*** Stored data ***

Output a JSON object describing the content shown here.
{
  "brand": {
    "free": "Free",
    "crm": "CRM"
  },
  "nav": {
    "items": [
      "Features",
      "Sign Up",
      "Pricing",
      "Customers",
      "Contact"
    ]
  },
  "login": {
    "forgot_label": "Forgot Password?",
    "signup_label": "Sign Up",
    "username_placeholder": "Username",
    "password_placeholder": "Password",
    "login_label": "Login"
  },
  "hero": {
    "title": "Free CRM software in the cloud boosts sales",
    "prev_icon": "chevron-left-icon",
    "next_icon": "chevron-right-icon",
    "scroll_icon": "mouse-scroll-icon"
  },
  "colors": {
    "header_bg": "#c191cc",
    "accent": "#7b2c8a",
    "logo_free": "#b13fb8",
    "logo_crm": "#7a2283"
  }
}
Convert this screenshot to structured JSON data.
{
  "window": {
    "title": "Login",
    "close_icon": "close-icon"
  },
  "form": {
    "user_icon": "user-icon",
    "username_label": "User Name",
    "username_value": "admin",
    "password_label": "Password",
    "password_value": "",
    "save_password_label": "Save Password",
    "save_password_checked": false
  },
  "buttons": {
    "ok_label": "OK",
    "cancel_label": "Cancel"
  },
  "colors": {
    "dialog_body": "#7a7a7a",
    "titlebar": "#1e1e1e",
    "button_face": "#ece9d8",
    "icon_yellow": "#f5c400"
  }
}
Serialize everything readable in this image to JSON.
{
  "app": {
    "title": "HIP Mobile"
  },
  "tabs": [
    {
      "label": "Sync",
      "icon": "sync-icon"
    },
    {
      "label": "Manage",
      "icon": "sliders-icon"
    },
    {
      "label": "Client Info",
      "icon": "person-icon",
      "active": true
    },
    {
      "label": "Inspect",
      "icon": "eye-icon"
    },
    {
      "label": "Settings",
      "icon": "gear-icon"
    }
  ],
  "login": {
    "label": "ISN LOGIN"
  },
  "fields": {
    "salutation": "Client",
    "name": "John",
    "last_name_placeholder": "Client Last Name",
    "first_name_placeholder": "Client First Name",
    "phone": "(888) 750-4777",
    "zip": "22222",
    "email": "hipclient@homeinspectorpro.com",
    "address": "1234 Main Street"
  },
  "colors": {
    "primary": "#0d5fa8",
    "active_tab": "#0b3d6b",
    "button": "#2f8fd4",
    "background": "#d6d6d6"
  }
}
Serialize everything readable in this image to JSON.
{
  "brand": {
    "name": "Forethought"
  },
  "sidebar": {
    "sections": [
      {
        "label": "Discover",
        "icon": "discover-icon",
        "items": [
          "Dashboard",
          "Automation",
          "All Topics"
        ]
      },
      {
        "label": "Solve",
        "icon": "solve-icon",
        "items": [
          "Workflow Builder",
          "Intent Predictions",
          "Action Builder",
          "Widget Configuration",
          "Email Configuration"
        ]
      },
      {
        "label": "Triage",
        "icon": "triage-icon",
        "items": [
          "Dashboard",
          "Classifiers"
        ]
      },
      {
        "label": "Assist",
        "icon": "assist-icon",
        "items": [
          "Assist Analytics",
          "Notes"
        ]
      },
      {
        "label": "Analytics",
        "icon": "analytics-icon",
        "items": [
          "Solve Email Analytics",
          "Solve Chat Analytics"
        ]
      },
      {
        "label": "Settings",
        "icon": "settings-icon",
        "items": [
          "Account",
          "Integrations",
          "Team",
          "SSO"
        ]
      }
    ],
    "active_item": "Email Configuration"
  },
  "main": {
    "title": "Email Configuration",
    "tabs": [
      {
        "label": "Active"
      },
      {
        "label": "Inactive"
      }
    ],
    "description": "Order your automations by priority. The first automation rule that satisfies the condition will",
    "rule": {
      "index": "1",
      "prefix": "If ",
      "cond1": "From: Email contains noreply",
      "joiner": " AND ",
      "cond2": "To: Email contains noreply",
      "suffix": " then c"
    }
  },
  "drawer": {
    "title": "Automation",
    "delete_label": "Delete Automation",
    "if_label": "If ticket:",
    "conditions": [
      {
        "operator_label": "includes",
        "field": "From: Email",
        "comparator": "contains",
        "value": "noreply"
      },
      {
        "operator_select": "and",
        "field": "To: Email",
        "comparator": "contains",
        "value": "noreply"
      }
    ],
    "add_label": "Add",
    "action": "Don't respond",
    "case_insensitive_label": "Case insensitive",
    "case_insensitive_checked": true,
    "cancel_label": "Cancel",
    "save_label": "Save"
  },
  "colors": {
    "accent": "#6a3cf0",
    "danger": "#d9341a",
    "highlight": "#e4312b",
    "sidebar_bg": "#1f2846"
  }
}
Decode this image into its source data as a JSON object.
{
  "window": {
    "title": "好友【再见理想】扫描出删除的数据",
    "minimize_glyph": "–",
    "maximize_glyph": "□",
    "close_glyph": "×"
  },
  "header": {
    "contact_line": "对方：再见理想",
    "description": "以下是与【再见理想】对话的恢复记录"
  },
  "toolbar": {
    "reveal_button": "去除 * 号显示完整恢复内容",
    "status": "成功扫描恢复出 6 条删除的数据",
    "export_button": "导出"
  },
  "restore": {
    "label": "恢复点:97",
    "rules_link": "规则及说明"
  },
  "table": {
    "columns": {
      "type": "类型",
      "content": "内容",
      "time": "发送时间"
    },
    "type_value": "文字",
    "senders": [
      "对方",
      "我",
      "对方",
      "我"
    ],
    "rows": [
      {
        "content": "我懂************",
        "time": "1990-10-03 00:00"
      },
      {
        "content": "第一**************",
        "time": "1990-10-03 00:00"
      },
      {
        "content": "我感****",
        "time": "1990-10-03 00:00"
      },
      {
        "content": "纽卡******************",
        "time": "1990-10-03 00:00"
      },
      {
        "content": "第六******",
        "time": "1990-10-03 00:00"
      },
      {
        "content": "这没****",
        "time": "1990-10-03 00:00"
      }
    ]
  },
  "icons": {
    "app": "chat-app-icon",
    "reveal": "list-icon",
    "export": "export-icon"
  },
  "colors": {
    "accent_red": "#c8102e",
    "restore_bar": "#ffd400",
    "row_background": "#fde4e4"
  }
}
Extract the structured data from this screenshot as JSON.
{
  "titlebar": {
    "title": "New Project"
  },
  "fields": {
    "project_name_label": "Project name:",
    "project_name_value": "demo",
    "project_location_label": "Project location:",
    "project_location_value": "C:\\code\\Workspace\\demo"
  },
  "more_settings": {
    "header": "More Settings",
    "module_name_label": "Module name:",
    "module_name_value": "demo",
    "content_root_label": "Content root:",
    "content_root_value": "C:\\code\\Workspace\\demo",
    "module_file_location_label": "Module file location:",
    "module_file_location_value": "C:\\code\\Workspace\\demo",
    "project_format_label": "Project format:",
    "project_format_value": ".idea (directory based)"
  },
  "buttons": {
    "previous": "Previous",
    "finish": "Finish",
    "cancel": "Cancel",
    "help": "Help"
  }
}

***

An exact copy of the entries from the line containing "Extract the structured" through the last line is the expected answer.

Extract the structured data from this screenshot as JSON.
{
  "titlebar": {
    "title": "New Project"
  },
  "fields": {
    "project_name_label": "Project name:",
    "project_name_value": "demo",
    "project_location_label": "Project location:",
    "project_location_value": "C:\\code\\Workspace\\demo"
  },
  "more_settings": {
    "header": "More Settings",
    "module_name_label": "Module name:",
    "module_name_value": "demo",
    "content_root_label": "Content root:",
    "content_root_value": "C:\\code\\Workspace\\demo",
    "module_file_location_label": "Module file location:",
    "module_file_location_value": "C:\\code\\Workspace\\demo",
    "project_format_label": "Project format:",
    "project_format_value": ".idea (directory based)"
  },
  "buttons": {
    "previous": "Previous",
    "finish": "Finish",
    "cancel": "Cancel",
    "help": "Help"
  }
}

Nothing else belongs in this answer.